The environmental externalities of listed companies analysed include avoided emissions (emissions reductions as a result of a product’s use) as a benefit and emissions, fertiliser and water usage as costs, among over 40 metrics in total.

For sovereign fixed income investors, countries’ environmental externalities include clean energy as a benefit and carbon emissions and biodiversity loss as costs, among a similarly long list.

Active management driving environmental progress

Schroders is taking a further step forward in sustainability leadership by introducing engagement objectives for fund managers and analysts. This will apply across the equities and fixed income desks and will form part of fund managers’ and analysts’ personal performance goals.

“Engagement is one of the important tools we can use to influence the companies in which we invest,” says Andrew Howard.

Kimberley Lewis, Head of Active Ownership, says that as a global active asset manager, “we are able to influence corporate behaviour through constructive and committed engagement with the companies and assets we invest in”.

“By encouraging management teams to adapt to changes, we are able to strengthen the long-term value of those assets, enhancing outcomes for clients, and to accelerate positive change towards a fairer and sustainable global economy,” she adds. “The launch of our Engagement Blueprint sets out what active ownership means at Schroders, how we engage with the companies in which we invest and what our clients can expect from us.”

Climate change and natural capital and biodiversity have been identified as core themes for active engagement.

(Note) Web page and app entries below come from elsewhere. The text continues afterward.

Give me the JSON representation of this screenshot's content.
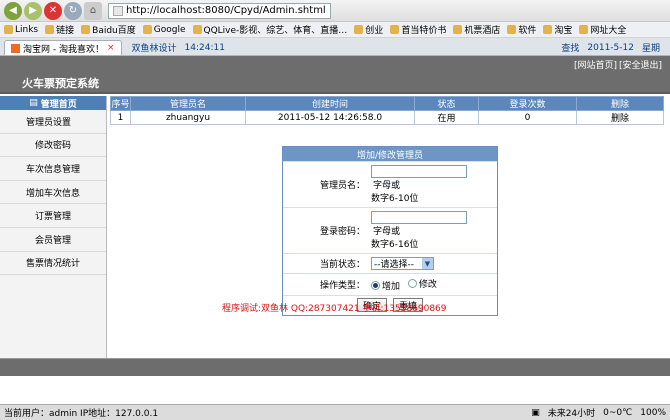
{
  "browser": {
    "url": "http://localhost:8080/Cpyd/Admin.shtml",
    "bookmarks": [
      "Links",
      "链接",
      "Baidu百度",
      "Google",
      "QQLive-影视、综艺、体育、直播…",
      "创业",
      "首当特价书",
      "机票酒店",
      "软件",
      "淘宝",
      "网址大全"
    ],
    "tab_title": "淘宝网 - 淘我喜欢！",
    "tab_clock_name": "双鱼林设计",
    "tab_clock_time": "14:24:11",
    "tab_right": "查找",
    "tab_date": "2011-5-12",
    "tab_last": "星期"
  },
  "header": {
    "title": "火车票预定系统",
    "home_link": "[网站首页]",
    "logout_link": "[安全退出]"
  },
  "sidebar": {
    "head": "管理首页",
    "items": [
      "管理员设置",
      "修改密码",
      "车次信息管理",
      "增加车次信息",
      "订票管理",
      "会员管理",
      "售票情况统计"
    ]
  },
  "table": {
    "headers": [
      "序号",
      "管理员名",
      "创建时间",
      "状态",
      "登录次数",
      "删除"
    ],
    "rows": [
      [
        "1",
        "zhuangyu",
        "2011-05-12 14:26:58.0",
        "在用",
        "0",
        "删除"
      ]
    ]
  },
  "form": {
    "title": "增加/修改管理员",
    "name_label": "管理员名：",
    "name_hint_right": "字母或",
    "name_hint_below": "数字6-10位",
    "pwd_label": "登录密码：",
    "pwd_hint_right": "字母或",
    "pwd_hint_below": "数字6-16位",
    "status_label": "当前状态：",
    "status_value": "--请选择--",
    "optype_label": "操作类型：",
    "opt_add": "增加",
    "opt_modify": "修改",
    "ok": "确定",
    "reset": "重填"
  },
  "credit": "程序调试:双鱼林 QQ:287307421 手机:13558690869",
  "status": {
    "left": "当前用户：admin IP地址：127.0.0.1",
    "net": "未来24小时",
    "temp": "0~0℃",
    "zoom": "100%"
  }
}
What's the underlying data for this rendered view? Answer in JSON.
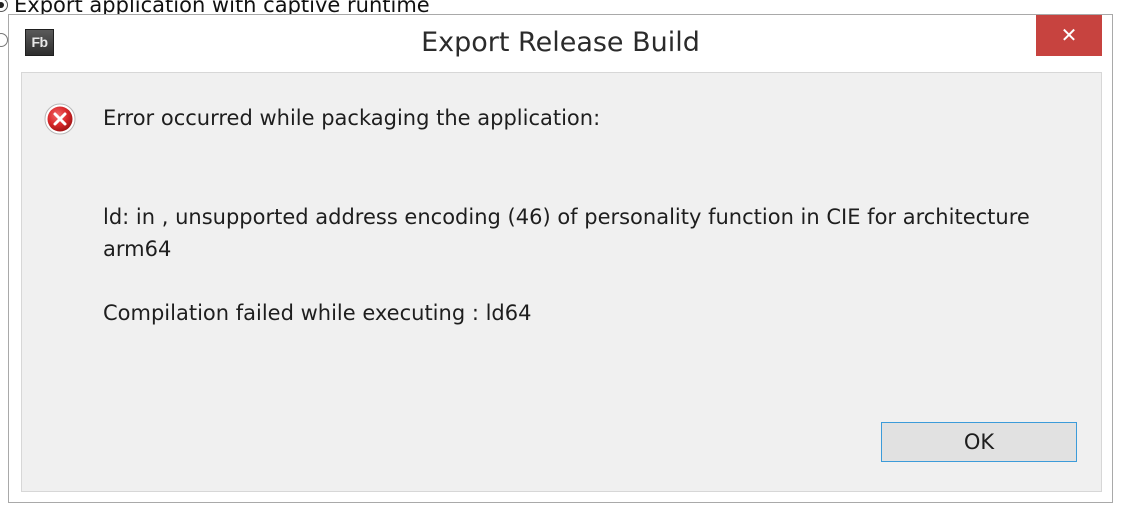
{
  "background": {
    "option_label": "Export application with captive runtime"
  },
  "dialog": {
    "app_icon_text": "Fb",
    "title": "Export Release Build",
    "close_glyph": "✕",
    "icons": {
      "app": "flash-builder-icon",
      "error": "error-icon",
      "close": "close-icon"
    },
    "colors": {
      "close_button": "#c7433f",
      "error_red": "#d9292b",
      "ok_border": "#3c9bd9"
    },
    "message": {
      "headline": "Error occurred while packaging the application:",
      "detail_line1": "ld: in , unsupported address encoding (46) of personality function in CIE for architecture arm64",
      "detail_line2": "Compilation failed while executing : ld64"
    },
    "ok_label": "OK"
  }
}
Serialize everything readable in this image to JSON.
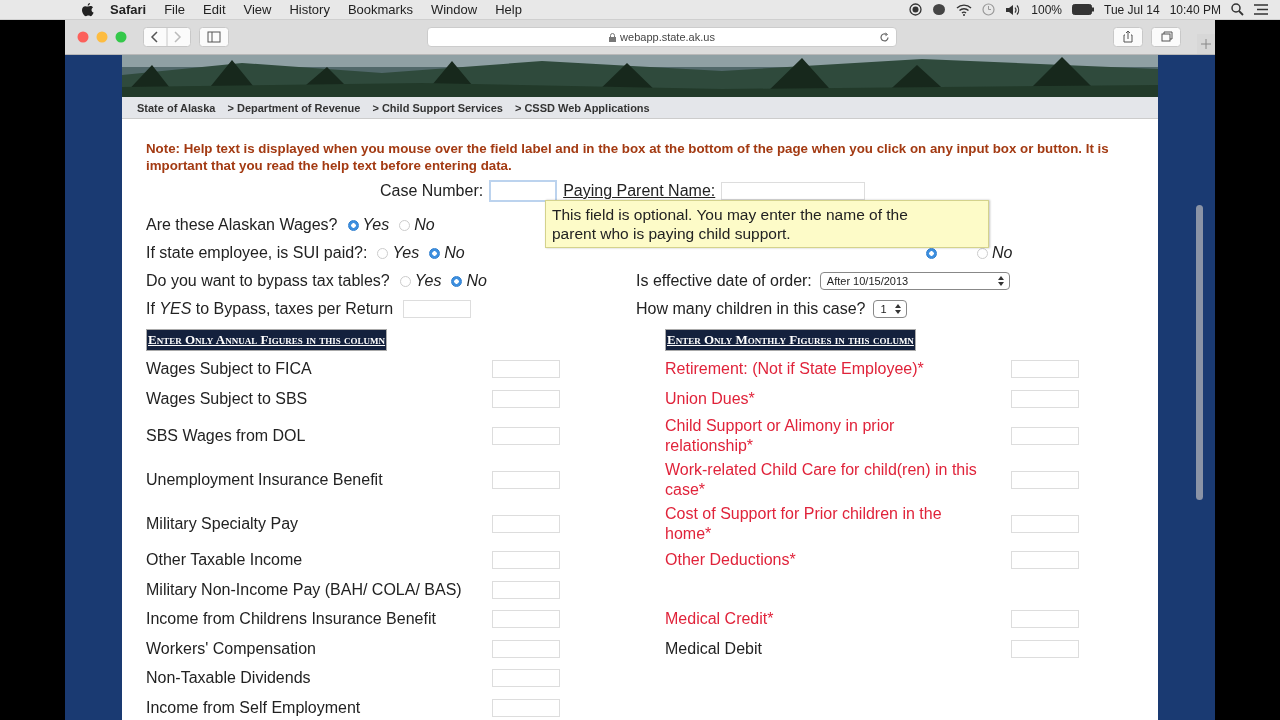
{
  "menu_bar": {
    "app": "Safari",
    "items": [
      "File",
      "Edit",
      "View",
      "History",
      "Bookmarks",
      "Window",
      "Help"
    ],
    "battery": "100%",
    "date": "Tue Jul 14",
    "time": "10:40 PM"
  },
  "browser": {
    "address": "webapp.state.ak.us"
  },
  "breadcrumb": [
    "State of Alaska",
    "> Department of Revenue",
    "> Child Support Services",
    "> CSSD Web Applications"
  ],
  "note": "Note: Help text is displayed when you mouse over the field label and in the box at the bottom of the page when you click on any input box or button. It is important that you read the help text before entering data.",
  "case_number": {
    "label": "Case Number:"
  },
  "paying_parent_name": {
    "label": "Paying Parent Name:"
  },
  "tooltip": "This field is optional. You may enter the name of the parent who is paying child support.",
  "left_questions": [
    {
      "kind": "radio",
      "label": "Are these Alaskan Wages?",
      "options": [
        {
          "label": "Yes",
          "selected": true
        },
        {
          "label": "No",
          "selected": false
        }
      ]
    },
    {
      "kind": "radio",
      "label": "If state employee, is SUI paid?:",
      "options": [
        {
          "label": "Yes",
          "selected": false
        },
        {
          "label": "No",
          "selected": true
        }
      ]
    },
    {
      "kind": "radio",
      "label": "Do you want to bypass tax tables?",
      "options": [
        {
          "label": "Yes",
          "selected": false
        },
        {
          "label": "No",
          "selected": true
        }
      ]
    },
    {
      "kind": "field",
      "label": "If **YES** to Bypass, taxes per Return"
    }
  ],
  "right_questions": [
    {
      "kind": "radio",
      "options": [
        {
          "selected": true
        },
        {
          "label": "No",
          "selected": false
        }
      ]
    },
    {
      "kind": "select",
      "label": "Is effective date of order:",
      "value": "After 10/15/2013"
    },
    {
      "kind": "select",
      "label": "How many children in this case?",
      "value": "1"
    }
  ],
  "figures": {
    "headers": [
      "Enter Only Annual Figures in this column",
      "Enter Only Monthly Figures in this column"
    ],
    "rows": [
      {
        "left": "Wages Subject to FICA",
        "right": {
          "label": "Retirement: (Not if State Employee)*",
          "required": true
        }
      },
      {
        "left": "Wages Subject to SBS",
        "right": {
          "label": "Union Dues*",
          "required": true
        }
      },
      {
        "left": "SBS Wages from DOL",
        "right": {
          "label": "Child Support or Alimony in prior relationship*",
          "required": true
        }
      },
      {
        "left": "Unemployment Insurance Benefit",
        "right": {
          "label": "Work-related Child Care for child(ren) in this case*",
          "required": true
        }
      },
      {
        "left": "Military Specialty Pay",
        "right": {
          "label": "Cost of Support for Prior children in the home*",
          "required": true
        }
      },
      {
        "left": "Other Taxable Income",
        "right": {
          "label": "Other Deductions*",
          "required": true
        }
      },
      {
        "left": "Military Non-Income Pay (BAH/ COLA/ BAS)"
      },
      {
        "left": "Income from Childrens Insurance Benefit",
        "right": {
          "label": "Medical Credit*",
          "required": true
        }
      },
      {
        "left": "Workers' Compensation",
        "right": {
          "label": "Medical Debit",
          "required": false
        }
      },
      {
        "left": "Non-Taxable Dividends"
      },
      {
        "left": "Income from Self Employment"
      }
    ]
  }
}
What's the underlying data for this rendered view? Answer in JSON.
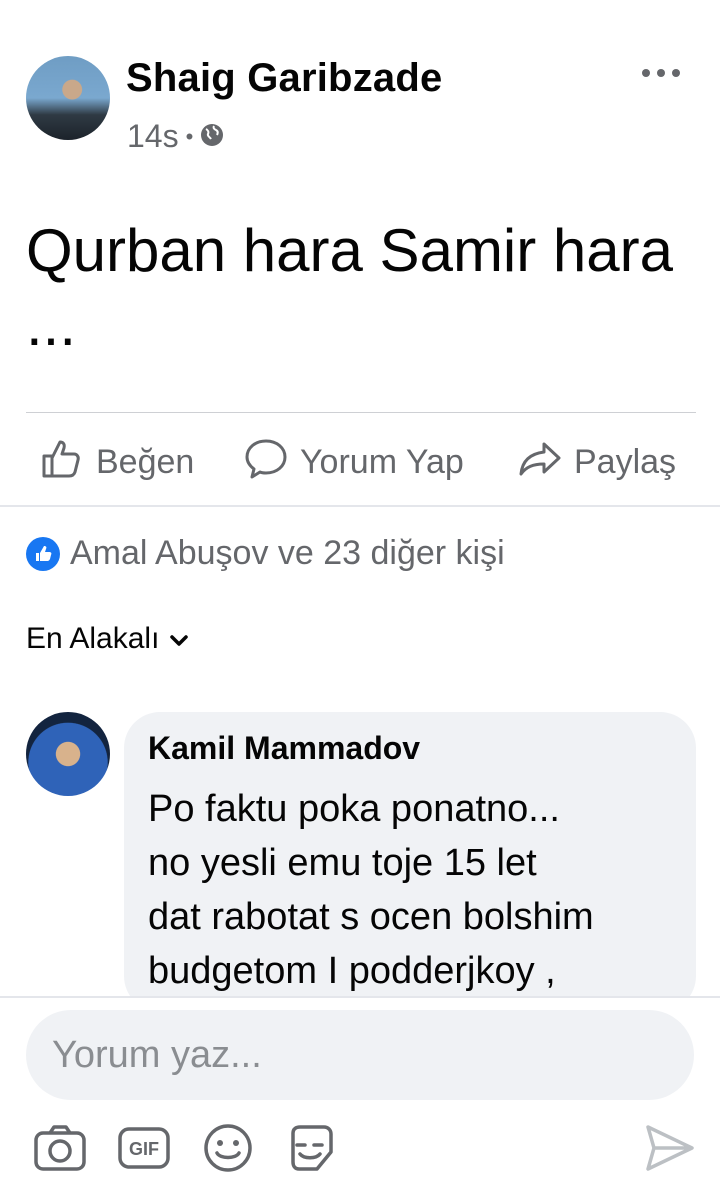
{
  "post": {
    "author": "Shaig Garibzade",
    "time": "14s",
    "separator": "•",
    "text": "Qurban hara Samir hara ..."
  },
  "actions": {
    "like": "Beğen",
    "comment": "Yorum Yap",
    "share": "Paylaş"
  },
  "reactions": {
    "summary": "Amal Abuşov ve 23 diğer kişi"
  },
  "sort": {
    "label": "En Alakalı"
  },
  "comments": [
    {
      "author": "Kamil Mammadov",
      "text": "Po faktu poka ponatno...\nno yesli emu toje 15 let\ndat rabotat s ocen bolshim\nbudgetom I podderjkoy ,"
    }
  ],
  "composer": {
    "placeholder": "Yorum yaz...",
    "tools": [
      "camera-icon",
      "gif-icon",
      "emoji-icon",
      "sticker-icon"
    ],
    "send_icon": "send-icon"
  },
  "colors": {
    "accent": "#1877f2",
    "secondary_text": "#65676b",
    "bubble": "#f0f2f5"
  }
}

Private markets and the planet

Schroders’ commitment to a positive impact on the environment goes beyond the traditional asset classes.

To give an example, real estate is responsible for 40% of global carbon emissions, according to the International Energy Agency. Last year Schroder Real Estate published its pathway to achieving net zero carbon across its assets under management – from commercial to hotels and residential assets – by 2050.

Mark Callender, Head of Real Estate Research, says: “One of the advantages of private real estate is that investors have control over their assets. We have committed to using renewable electricity in all our buildings, for example.”

Charlotte Jacques, Head of Sustainability and Impact Investment, Schroder Real Estate, says: “Our activities range across the building lifecycle. We seek to continually improve the sustainability credentials of our investments through the active management of our assets, and have been working to reduce the energy consumption and greenhouse gas emissions of our landlord-controlled operations for over five years.”

Meanwhile Nils Rode, Chief Investment Officer at Schroders Capital, says that while far less information is published by private companies, the thorough and lengthy due diligence that private equity investors can conduct allows for a truly deep dive into companies’ environmental practices. He says: “Private equity can play a more active role in controlling ESG-related risks as a result of the depth of the engagement.

Originally published by Vicki Owen, Sustainability & Wealth Specialist